spaceway n.

an established route through space; usu. in pl. spaceways space as an area in which people travel; cf. planet v.

SF Encyclopedia

  • 1933 C. L. Moore Shambleau in Weird Tales Nov. 539/2 page image C. L. Moore bibliography

    He heard the gossip of the spaceways, news from a dozen planets of a thousand different events; he heard the latest joke about the Venusian Emperor and the latest report on the Chino-Aryan war and the latest song hot from the lips of Rose Robertson, whom every man on the civilized planets adored as ‘the Georgia Rose’.

  • 1938 A. K. Barnes Satellite Five in Thrilling Wonder Stories Oct. 16/1 page image Arthur K. Barnes bibliography

    For this was Gerry Carlyle, most famous Earth-woman in the System, admired and beloved by millions for her exploits along the spaceways.

  • 1940 Story Behind the Story in Thrilling Wonder Stories Dec. 122 page image

    Out in the Solar System, the Mercurians, first intelligent race, built an empire, only a memory now in the minds of 128 survivors. The Martians rose next, building their strange pyramids on the planets. They are gone, and now man goes forth to conquer the space-ways.

  • 1949 ‘M. Leinster’ Last Spaceship i. iii. 18 page image Murray Leinster

    It was a hundred years before the last of the run-away derelicts…was picked up by other space-ships which then still roved the space-ways.

  • 1956 C. D. Simak So Bright the Vision Fantastic Universe Aug. 21/1 page image Clifford D. Simak

    We got to keep them drooling over what is going to happen next to sloe-eyed Annie, queen of the far-flung space[-]ways.

  • 1980 Famous Monsters of Filmland Apr. 56 (advt.) page image

    C3PO & R2D2 BELT BUCKLE The dynamic duo of the space ways.
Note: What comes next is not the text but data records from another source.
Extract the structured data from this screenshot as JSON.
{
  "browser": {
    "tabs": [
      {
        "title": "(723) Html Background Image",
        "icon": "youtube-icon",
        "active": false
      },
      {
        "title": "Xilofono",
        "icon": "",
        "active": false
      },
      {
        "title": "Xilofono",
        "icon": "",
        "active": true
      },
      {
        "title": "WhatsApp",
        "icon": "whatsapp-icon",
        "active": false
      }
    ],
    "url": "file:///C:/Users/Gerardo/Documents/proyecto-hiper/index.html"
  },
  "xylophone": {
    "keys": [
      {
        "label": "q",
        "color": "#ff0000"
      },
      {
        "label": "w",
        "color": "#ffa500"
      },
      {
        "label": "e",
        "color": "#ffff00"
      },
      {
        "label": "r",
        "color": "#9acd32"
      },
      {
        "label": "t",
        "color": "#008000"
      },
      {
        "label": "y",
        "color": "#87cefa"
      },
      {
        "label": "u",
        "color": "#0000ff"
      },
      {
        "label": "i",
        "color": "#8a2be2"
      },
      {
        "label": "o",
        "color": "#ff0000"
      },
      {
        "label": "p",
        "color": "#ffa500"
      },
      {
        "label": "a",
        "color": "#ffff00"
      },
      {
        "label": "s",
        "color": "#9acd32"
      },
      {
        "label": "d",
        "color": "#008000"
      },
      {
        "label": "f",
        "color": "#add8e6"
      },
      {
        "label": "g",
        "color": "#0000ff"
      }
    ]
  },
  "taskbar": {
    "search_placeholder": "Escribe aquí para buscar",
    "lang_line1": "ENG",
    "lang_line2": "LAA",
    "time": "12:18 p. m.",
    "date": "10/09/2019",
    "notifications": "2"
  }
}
  • 2001 B. Broady In this Block there Lives Slag 155

    This is our final night. In a few hours we'll be heading home across the spaceways. When we travel to Saturn we don’t go round the sun, we just go straight through it.

Research requirements

antedating 1933

Earliest cite

C. L. Moore 'Shambleau'

Research History
Mike Christie submitted a 1941 cite from Robert Heinlein's "Universe".
Cory Panshin submitted a cite from a 1975 reprint of C. L. Moore's 1934 "Black Thirst".
Daniel Frankham submitted a cite from a 1982 reprint of C.L. Moore's "Shambleau" which Alistair Durie verified in its original 1933 publication in Weird Tales.
Jeff Prucher submitted a 1940 cite from Gordon Giles' "The Story Behind the Story" in Thrilling Wonder.
Mike Christie submitted a 1938 cite from Arthur K. Barnes' "Satellite Five".

Earliest cite in the OED: 1947.

Last modified 2020-12-16 04:08:47
In the compilation of some entries, HDSF has drawn extensively on corresponding entries in OED.